Detailed view: What’s been holding back Britain’s productivity?
Howard Archer, chief economist of the EY Item Club, said: ‘Part of the UK’s ‘productivity puzzle’ has undoubtedly been that low wage growth has increased the attractiveness of employment for companies. This helped employment to hold up well during the 2008/9 downturn and to pick up as growth returned.

‘It also appears that, given the uncertain economic and political outlook in recent years, many companies took on labour rather than committing to costly and difficult-to-reverse investment. The low cost and flexibility of labour relative to capital has certainly supported employment over investment.

‘Extended uncertainties over the future of the UK-EU trading relationship caused companies to limit their investment with implications for productivity.’

He added: ‘There are a number of structural factors that may have negatively affected productivity.

‘Many of the new jobs that have been created in recent years are in less-skilled, low-paid sectors where productivity is limited.
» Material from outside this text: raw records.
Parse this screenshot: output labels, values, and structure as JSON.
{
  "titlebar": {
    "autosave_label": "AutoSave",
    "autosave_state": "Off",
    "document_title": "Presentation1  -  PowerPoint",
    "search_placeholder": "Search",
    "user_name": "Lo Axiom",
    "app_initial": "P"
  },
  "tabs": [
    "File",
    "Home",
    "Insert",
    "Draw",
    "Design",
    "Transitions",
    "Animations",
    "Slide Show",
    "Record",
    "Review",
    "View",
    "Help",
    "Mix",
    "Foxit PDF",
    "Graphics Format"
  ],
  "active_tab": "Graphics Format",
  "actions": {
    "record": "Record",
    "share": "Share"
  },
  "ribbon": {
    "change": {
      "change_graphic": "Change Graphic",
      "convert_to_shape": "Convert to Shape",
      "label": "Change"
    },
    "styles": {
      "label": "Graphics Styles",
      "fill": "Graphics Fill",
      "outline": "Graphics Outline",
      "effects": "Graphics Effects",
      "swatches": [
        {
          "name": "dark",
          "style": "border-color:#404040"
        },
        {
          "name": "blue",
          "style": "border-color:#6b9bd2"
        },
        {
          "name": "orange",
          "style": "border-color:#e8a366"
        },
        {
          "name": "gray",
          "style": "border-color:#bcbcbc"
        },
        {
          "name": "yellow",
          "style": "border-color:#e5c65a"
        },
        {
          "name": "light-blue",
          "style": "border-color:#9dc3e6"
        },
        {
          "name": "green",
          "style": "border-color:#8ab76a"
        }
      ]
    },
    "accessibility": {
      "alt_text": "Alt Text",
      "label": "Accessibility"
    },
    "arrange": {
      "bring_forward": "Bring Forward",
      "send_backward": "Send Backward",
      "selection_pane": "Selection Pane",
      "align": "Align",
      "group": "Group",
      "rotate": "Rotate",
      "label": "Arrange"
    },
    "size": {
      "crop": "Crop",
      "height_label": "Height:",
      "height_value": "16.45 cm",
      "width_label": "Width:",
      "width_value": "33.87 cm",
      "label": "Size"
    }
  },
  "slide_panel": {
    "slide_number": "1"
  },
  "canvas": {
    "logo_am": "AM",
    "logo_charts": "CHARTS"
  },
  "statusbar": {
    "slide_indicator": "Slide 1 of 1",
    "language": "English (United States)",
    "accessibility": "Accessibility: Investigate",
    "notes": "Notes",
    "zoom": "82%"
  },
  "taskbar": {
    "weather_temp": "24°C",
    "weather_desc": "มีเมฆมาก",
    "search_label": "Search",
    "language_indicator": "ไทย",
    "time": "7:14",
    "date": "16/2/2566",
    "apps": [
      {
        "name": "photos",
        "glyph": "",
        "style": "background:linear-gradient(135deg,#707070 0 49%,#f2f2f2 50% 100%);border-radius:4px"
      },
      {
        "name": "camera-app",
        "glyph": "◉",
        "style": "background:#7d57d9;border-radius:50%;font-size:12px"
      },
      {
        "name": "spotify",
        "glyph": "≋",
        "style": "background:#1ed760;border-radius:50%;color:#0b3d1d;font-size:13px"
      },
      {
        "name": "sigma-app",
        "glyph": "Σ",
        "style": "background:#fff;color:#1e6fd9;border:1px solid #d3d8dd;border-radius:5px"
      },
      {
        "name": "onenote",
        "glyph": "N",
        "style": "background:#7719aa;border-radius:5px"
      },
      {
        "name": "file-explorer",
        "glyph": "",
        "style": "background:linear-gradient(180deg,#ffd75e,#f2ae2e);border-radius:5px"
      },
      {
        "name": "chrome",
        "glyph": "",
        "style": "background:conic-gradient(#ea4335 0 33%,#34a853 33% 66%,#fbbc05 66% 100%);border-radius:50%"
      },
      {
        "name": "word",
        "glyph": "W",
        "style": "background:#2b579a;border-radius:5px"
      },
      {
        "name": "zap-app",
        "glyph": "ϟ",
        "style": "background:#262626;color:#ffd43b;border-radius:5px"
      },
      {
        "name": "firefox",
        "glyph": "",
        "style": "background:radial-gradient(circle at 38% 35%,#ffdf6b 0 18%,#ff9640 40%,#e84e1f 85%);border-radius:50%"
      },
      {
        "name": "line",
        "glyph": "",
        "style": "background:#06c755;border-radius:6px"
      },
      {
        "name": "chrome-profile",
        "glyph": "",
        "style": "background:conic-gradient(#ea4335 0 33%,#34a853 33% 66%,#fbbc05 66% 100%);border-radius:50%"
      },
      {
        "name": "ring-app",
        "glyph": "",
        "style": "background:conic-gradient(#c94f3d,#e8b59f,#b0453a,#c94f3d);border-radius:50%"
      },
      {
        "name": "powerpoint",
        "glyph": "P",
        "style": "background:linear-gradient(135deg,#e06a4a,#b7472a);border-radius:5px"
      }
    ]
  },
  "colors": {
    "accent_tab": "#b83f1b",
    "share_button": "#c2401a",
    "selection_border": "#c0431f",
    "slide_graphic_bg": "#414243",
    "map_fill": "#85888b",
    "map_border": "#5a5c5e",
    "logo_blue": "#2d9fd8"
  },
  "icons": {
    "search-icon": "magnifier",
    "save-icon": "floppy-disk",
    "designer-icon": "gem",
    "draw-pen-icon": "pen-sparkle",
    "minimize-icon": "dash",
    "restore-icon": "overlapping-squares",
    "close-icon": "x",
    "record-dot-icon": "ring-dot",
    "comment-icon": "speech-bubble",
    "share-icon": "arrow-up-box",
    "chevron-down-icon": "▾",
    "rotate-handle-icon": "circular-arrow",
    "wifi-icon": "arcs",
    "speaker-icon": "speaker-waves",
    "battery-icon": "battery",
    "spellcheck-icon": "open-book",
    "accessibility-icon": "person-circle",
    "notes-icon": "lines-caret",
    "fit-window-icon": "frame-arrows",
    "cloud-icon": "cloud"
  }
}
‘A report by the NIESR and the Joseph Rowntree Foundation in 2018 concluded that productivity is particularly poor in low-paid jobs in the UK compared with other major economies, lagging up to 20-30% behind similar roles in Germany, France and the US.

‘Similarly, ONS analysis has concluded that much of the slowdown in UK productivity has been due to the changing composition of the UK economy with workers moving from more (such as mining) to less efficient sectors (food & catering).

‘The Bank of England’s chief economist has also argued that the UK’s productivity problem has been influenced by an unusually wide gap between Britain’s most productive firms and the much longer tail of its least productive companies.

‘He has suggested this is a consequence of a ‘diffusion’ problem with the UK relatively poor at transferring technology and know-how.

‘In addition, there has been concern about the impact of so-called ‘zombie’ companies that have been helped to keep going through very low interest rates.’